▸ Problem statement: The records are to be restated in their entirety, word for word.

▸ Provided data:
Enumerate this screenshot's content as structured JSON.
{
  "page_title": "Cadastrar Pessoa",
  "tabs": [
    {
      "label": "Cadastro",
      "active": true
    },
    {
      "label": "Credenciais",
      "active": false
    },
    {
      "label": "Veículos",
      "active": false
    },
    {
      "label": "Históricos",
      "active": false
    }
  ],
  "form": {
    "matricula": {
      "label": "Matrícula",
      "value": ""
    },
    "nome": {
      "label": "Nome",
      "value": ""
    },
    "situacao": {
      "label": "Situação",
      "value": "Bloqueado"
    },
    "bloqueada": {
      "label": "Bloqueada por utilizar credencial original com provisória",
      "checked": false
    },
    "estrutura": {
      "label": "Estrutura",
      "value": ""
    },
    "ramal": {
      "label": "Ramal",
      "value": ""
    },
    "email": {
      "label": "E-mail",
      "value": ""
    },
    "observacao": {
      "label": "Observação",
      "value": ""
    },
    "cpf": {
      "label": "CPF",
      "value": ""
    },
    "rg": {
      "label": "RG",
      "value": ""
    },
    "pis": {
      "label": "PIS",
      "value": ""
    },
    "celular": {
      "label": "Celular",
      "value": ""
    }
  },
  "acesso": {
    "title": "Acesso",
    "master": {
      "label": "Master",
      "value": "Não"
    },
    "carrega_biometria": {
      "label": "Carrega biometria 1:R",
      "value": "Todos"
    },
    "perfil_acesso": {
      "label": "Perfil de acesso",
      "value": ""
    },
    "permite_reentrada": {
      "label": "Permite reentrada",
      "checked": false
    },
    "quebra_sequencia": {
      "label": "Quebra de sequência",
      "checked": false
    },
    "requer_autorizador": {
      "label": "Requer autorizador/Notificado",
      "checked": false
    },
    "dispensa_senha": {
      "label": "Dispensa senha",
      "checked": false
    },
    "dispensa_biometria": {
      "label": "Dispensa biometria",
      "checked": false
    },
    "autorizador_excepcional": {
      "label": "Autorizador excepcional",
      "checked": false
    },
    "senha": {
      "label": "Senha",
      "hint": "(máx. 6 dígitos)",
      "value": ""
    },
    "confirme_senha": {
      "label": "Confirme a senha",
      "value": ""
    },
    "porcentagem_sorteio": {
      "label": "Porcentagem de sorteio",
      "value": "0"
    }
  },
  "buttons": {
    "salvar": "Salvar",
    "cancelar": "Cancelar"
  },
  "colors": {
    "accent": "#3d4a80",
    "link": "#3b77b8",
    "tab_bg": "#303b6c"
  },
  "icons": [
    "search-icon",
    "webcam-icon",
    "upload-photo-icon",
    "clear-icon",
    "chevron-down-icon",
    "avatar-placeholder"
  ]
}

▸ Result for this task:
Enumerate this screenshot's content as structured JSON.
{
  "page_title": "Cadastrar Pessoa",
  "tabs": [
    {
      "label": "Cadastro",
      "active": true
    },
    {
      "label": "Credenciais",
      "active": false
    },
    {
      "label": "Veículos",
      "active": false
    },
    {
      "label": "Históricos",
      "active": false
    }
  ],
  "form": {
    "matricula": {
      "label": "Matrícula",
      "value": ""
    },
    "nome": {
      "label": "Nome",
      "value": ""
    },
    "situacao": {
      "label": "Situação",
      "value": "Bloqueado"
    },
    "bloqueada": {
      "label": "Bloqueada por utilizar credencial original com provisória",
      "checked": false
    },
    "estrutura": {
      "label": "Estrutura",
      "value": ""
    },
    "ramal": {
      "label": "Ramal",
      "value": ""
    },
    "email": {
      "label": "E-mail",
      "value": ""
    },
    "observacao": {
      "label": "Observação",
      "value": ""
    },
    "cpf": {
      "label": "CPF",
      "value": ""
    },
    "rg": {
      "label": "RG",
      "value": ""
    },
    "pis": {
      "label": "PIS",
      "value": ""
    },
    "celular": {
      "label": "Celular",
      "value": ""
    }
  },
  "acesso": {
    "title": "Acesso",
    "master": {
      "label": "Master",
      "value": "Não"
    },
    "carrega_biometria": {
      "label": "Carrega biometria 1:R",
      "value": "Todos"
    },
    "perfil_acesso": {
      "label": "Perfil de acesso",
      "value": ""
    },
    "permite_reentrada": {
      "label": "Permite reentrada",
      "checked": false
    },
    "quebra_sequencia": {
      "label": "Quebra de sequência",
      "checked": false
    },
    "requer_autorizador": {
      "label": "Requer autorizador/Notificado",
      "checked": false
    },
    "dispensa_senha": {
      "label": "Dispensa senha",
      "checked": false
    },
    "dispensa_biometria": {
      "label": "Dispensa biometria",
      "checked": false
    },
    "autorizador_excepcional": {
      "label": "Autorizador excepcional",
      "checked": false
    },
    "senha": {
      "label": "Senha",
      "hint": "(máx. 6 dígitos)",
      "value": ""
    },
    "confirme_senha": {
      "label": "Confirme a senha",
      "value": ""
    },
    "porcentagem_sorteio": {
      "label": "Porcentagem de sorteio",
      "value": "0"
    }
  },
  "buttons": {
    "salvar": "Salvar",
    "cancelar": "Cancelar"
  },
  "colors": {
    "accent": "#3d4a80",
    "link": "#3b77b8",
    "tab_bg": "#303b6c"
  },
  "icons": [
    "search-icon",
    "webcam-icon",
    "upload-photo-icon",
    "clear-icon",
    "chevron-down-icon",
    "avatar-placeholder"
  ]
}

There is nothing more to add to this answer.